Exercise requirements: Each record must be printed again exactly as given.

Extracted data:

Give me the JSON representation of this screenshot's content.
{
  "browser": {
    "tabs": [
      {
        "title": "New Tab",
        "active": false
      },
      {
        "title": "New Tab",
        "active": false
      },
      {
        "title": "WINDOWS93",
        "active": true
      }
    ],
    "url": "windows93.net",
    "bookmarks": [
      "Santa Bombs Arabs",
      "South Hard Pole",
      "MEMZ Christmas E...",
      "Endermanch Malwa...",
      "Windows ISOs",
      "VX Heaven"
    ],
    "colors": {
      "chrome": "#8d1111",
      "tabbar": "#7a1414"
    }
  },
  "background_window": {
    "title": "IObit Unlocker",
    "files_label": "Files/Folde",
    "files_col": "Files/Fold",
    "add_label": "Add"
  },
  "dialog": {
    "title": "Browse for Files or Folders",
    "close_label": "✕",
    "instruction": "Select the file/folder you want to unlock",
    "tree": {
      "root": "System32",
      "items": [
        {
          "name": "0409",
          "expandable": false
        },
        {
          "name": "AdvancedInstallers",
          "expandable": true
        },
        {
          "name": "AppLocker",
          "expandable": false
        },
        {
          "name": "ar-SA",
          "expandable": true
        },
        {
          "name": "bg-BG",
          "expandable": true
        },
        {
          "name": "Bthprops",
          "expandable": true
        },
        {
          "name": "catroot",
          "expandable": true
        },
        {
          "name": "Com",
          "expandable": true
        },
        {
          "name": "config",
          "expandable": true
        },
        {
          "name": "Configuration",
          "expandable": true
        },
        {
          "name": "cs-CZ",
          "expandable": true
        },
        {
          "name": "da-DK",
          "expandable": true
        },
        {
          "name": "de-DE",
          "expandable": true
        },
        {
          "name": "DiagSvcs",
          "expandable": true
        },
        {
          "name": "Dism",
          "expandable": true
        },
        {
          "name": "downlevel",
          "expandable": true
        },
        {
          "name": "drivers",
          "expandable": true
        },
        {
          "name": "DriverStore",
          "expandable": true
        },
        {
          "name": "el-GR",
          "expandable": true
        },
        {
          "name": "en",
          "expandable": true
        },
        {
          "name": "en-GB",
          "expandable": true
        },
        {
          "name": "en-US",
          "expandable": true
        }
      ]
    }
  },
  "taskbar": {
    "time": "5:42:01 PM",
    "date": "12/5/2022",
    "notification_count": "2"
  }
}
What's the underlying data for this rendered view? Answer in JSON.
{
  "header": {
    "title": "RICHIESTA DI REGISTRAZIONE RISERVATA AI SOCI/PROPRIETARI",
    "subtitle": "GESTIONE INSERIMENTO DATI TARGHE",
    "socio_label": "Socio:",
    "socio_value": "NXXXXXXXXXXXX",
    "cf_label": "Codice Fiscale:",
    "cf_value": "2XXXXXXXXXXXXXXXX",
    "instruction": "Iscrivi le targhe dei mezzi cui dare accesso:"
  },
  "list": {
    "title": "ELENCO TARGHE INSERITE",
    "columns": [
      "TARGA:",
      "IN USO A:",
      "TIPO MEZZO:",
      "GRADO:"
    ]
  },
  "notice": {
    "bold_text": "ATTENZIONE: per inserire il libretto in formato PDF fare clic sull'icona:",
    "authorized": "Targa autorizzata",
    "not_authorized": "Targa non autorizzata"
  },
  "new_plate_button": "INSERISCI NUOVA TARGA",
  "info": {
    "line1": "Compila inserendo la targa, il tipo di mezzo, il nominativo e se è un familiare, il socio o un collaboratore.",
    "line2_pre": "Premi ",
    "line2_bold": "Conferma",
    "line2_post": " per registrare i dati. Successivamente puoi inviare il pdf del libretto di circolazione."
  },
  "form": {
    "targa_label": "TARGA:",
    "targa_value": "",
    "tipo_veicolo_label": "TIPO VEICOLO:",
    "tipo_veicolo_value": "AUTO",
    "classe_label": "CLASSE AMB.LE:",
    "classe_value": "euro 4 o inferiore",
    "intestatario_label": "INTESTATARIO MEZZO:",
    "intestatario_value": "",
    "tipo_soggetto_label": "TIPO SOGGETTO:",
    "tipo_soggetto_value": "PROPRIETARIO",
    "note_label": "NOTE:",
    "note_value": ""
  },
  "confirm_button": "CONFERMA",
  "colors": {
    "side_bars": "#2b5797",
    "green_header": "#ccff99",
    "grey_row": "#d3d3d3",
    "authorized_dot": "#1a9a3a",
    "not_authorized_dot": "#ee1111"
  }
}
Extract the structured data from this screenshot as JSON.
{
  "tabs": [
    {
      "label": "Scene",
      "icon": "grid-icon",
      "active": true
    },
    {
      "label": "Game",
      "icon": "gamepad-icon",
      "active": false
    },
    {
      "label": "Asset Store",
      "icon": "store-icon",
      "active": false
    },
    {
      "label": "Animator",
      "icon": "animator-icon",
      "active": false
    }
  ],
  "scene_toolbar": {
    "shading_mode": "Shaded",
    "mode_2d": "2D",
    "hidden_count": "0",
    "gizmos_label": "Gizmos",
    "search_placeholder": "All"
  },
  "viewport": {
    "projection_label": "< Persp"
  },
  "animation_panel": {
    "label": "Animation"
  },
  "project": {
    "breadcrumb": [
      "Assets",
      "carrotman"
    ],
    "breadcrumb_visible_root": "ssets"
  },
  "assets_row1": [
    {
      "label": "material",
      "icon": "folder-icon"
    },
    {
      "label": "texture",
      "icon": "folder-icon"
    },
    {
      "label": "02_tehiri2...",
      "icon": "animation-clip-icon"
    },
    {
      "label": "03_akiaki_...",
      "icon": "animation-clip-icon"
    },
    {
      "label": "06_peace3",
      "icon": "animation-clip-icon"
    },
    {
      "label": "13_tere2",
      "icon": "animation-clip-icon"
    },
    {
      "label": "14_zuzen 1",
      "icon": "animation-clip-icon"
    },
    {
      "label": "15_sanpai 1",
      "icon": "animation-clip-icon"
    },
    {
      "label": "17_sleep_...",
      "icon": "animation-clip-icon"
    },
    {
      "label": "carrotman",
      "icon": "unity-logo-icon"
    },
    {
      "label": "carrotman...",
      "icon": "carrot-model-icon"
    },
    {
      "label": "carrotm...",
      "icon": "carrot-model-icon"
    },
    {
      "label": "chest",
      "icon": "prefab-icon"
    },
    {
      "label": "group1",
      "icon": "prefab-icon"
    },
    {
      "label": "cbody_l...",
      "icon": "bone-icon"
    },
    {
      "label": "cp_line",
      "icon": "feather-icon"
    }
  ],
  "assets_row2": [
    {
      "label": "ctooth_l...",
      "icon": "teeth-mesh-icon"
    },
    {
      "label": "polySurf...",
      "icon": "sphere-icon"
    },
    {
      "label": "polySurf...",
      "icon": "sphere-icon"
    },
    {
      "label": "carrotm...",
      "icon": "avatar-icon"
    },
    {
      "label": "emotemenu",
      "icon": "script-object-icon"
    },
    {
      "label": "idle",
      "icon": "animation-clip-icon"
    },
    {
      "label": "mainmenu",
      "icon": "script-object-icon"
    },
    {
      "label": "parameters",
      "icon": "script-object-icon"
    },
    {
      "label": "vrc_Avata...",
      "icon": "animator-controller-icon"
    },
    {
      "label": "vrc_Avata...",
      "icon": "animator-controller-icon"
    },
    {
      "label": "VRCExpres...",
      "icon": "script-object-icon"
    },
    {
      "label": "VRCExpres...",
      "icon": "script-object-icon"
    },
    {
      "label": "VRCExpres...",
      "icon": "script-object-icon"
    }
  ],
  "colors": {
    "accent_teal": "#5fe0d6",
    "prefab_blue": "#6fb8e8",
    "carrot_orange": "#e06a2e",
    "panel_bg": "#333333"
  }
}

Your response:
Give me the JSON representation of this screenshot's content.
{
  "browser": {
    "tabs": [
      {
        "title": "New Tab",
        "active": false
      },
      {
        "title": "New Tab",
        "active": false
      },
      {
        "title": "WINDOWS93",
        "active": true
      }
    ],
    "url": "windows93.net",
    "bookmarks": [
      "Santa Bombs Arabs",
      "South Hard Pole",
      "MEMZ Christmas E...",
      "Endermanch Malwa...",
      "Windows ISOs",
      "VX Heaven"
    ],
    "colors": {
      "chrome": "#8d1111",
      "tabbar": "#7a1414"
    }
  },
  "background_window": {
    "title": "IObit Unlocker",
    "files_label": "Files/Folde",
    "files_col": "Files/Fold",
    "add_label": "Add"
  },
  "dialog": {
    "title": "Browse for Files or Folders",
    "close_label": "✕",
    "instruction": "Select the file/folder you want to unlock",
    "tree": {
      "root": "System32",
      "items": [
        {
          "name": "0409",
          "expandable": false
        },
        {
          "name": "AdvancedInstallers",
          "expandable": true
        },
        {
          "name": "AppLocker",
          "expandable": false
        },
        {
          "name": "ar-SA",
          "expandable": true
        },
        {
          "name": "bg-BG",
          "expandable": true
        },
        {
          "name": "Bthprops",
          "expandable": true
        },
        {
          "name": "catroot",
          "expandable": true
        },
        {
          "name": "Com",
          "expandable": true
        },
        {
          "name": "config",
          "expandable": true
        },
        {
          "name": "Configuration",
          "expandable": true
        },
        {
          "name": "cs-CZ",
          "expandable": true
        },
        {
          "name": "da-DK",
          "expandable": true
        },
        {
          "name": "de-DE",
          "expandable": true
        },
        {
          "name": "DiagSvcs",
          "expandable": true
        },
        {
          "name": "Dism",
          "expandable": true
        },
        {
          "name": "downlevel",
          "expandable": true
        },
        {
          "name": "drivers",
          "expandable": true
        },
        {
          "name": "DriverStore",
          "expandable": true
        },
        {
          "name": "el-GR",
          "expandable": true
        },
        {
          "name": "en",
          "expandable": true
        },
        {
          "name": "en-GB",
          "expandable": true
        },
        {
          "name": "en-US",
          "expandable": true
        }
      ]
    }
  },
  "taskbar": {
    "time": "5:42:01 PM",
    "date": "12/5/2022",
    "notification_count": "2"
  }
}
What's the underlying data for this rendered view? Answer in JSON.
{
  "header": {
    "title": "RICHIESTA DI REGISTRAZIONE RISERVATA AI SOCI/PROPRIETARI",
    "subtitle": "GESTIONE INSERIMENTO DATI TARGHE",
    "socio_label": "Socio:",
    "socio_value": "NXXXXXXXXXXXX",
    "cf_label": "Codice Fiscale:",
    "cf_value": "2XXXXXXXXXXXXXXXX",
    "instruction": "Iscrivi le targhe dei mezzi cui dare accesso:"
  },
  "list": {
    "title": "ELENCO TARGHE INSERITE",
    "columns": [
      "TARGA:",
      "IN USO A:",
      "TIPO MEZZO:",
      "GRADO:"
    ]
  },
  "notice": {
    "bold_text": "ATTENZIONE: per inserire il libretto in formato PDF fare clic sull'icona:",
    "authorized": "Targa autorizzata",
    "not_authorized": "Targa non autorizzata"
  },
  "new_plate_button": "INSERISCI NUOVA TARGA",
  "info": {
    "line1": "Compila inserendo la targa, il tipo di mezzo, il nominativo e se è un familiare, il socio o un collaboratore.",
    "line2_pre": "Premi ",
    "line2_bold": "Conferma",
    "line2_post": " per registrare i dati. Successivamente puoi inviare il pdf del libretto di circolazione."
  },
  "form": {
    "targa_label": "TARGA:",
    "targa_value": "",
    "tipo_veicolo_label": "TIPO VEICOLO:",
    "tipo_veicolo_value": "AUTO",
    "classe_label": "CLASSE AMB.LE:",
    "classe_value": "euro 4 o inferiore",
    "intestatario_label": "INTESTATARIO MEZZO:",
    "intestatario_value": "",
    "tipo_soggetto_label": "TIPO SOGGETTO:",
    "tipo_soggetto_value": "PROPRIETARIO",
    "note_label": "NOTE:",
    "note_value": ""
  },
  "confirm_button": "CONFERMA",
  "colors": {
    "side_bars": "#2b5797",
    "green_header": "#ccff99",
    "grey_row": "#d3d3d3",
    "authorized_dot": "#1a9a3a",
    "not_authorized_dot": "#ee1111"
  }
}
Extract the structured data from this screenshot as JSON.
{
  "tabs": [
    {
      "label": "Scene",
      "icon": "grid-icon",
      "active": true
    },
    {
      "label": "Game",
      "icon": "gamepad-icon",
      "active": false
    },
    {
      "label": "Asset Store",
      "icon": "store-icon",
      "active": false
    },
    {
      "label": "Animator",
      "icon": "animator-icon",
      "active": false
    }
  ],
  "scene_toolbar": {
    "shading_mode": "Shaded",
    "mode_2d": "2D",
    "hidden_count": "0",
    "gizmos_label": "Gizmos",
    "search_placeholder": "All"
  },
  "viewport": {
    "projection_label": "< Persp"
  },
  "animation_panel": {
    "label": "Animation"
  },
  "project": {
    "breadcrumb": [
      "Assets",
      "carrotman"
    ],
    "breadcrumb_visible_root": "ssets"
  },
  "assets_row1": [
    {
      "label": "material",
      "icon": "folder-icon"
    },
    {
      "label": "texture",
      "icon": "folder-icon"
    },
    {
      "label": "02_tehiri2...",
      "icon": "animation-clip-icon"
    },
    {
      "label": "03_akiaki_...",
      "icon": "animation-clip-icon"
    },
    {
      "label": "06_peace3",
      "icon": "animation-clip-icon"
    },
    {
      "label": "13_tere2",
      "icon": "animation-clip-icon"
    },
    {
      "label": "14_zuzen 1",
      "icon": "animation-clip-icon"
    },
    {
      "label": "15_sanpai 1",
      "icon": "animation-clip-icon"
    },
    {
      "label": "17_sleep_...",
      "icon": "animation-clip-icon"
    },
    {
      "label": "carrotman",
      "icon": "unity-logo-icon"
    },
    {
      "label": "carrotman...",
      "icon": "carrot-model-icon"
    },
    {
      "label": "carrotm...",
      "icon": "carrot-model-icon"
    },
    {
      "label": "chest",
      "icon": "prefab-icon"
    },
    {
      "label": "group1",
      "icon": "prefab-icon"
    },
    {
      "label": "cbody_l...",
      "icon": "bone-icon"
    },
    {
      "label": "cp_line",
      "icon": "feather-icon"
    }
  ],
  "assets_row2": [
    {
      "label": "ctooth_l...",
      "icon": "teeth-mesh-icon"
    },
    {
      "label": "polySurf...",
      "icon": "sphere-icon"
    },
    {
      "label": "polySurf...",
      "icon": "sphere-icon"
    },
    {
      "label": "carrotm...",
      "icon": "avatar-icon"
    },
    {
      "label": "emotemenu",
      "icon": "script-object-icon"
    },
    {
      "label": "idle",
      "icon": "animation-clip-icon"
    },
    {
      "label": "mainmenu",
      "icon": "script-object-icon"
    },
    {
      "label": "parameters",
      "icon": "script-object-icon"
    },
    {
      "label": "vrc_Avata...",
      "icon": "animator-controller-icon"
    },
    {
      "label": "vrc_Avata...",
      "icon": "animator-controller-icon"
    },
    {
      "label": "VRCExpres...",
      "icon": "script-object-icon"
    },
    {
      "label": "VRCExpres...",
      "icon": "script-object-icon"
    },
    {
      "label": "VRCExpres...",
      "icon": "script-object-icon"
    }
  ],
  "colors": {
    "accent_teal": "#5fe0d6",
    "prefab_blue": "#6fb8e8",
    "carrot_orange": "#e06a2e",
    "panel_bg": "#333333"
  }
}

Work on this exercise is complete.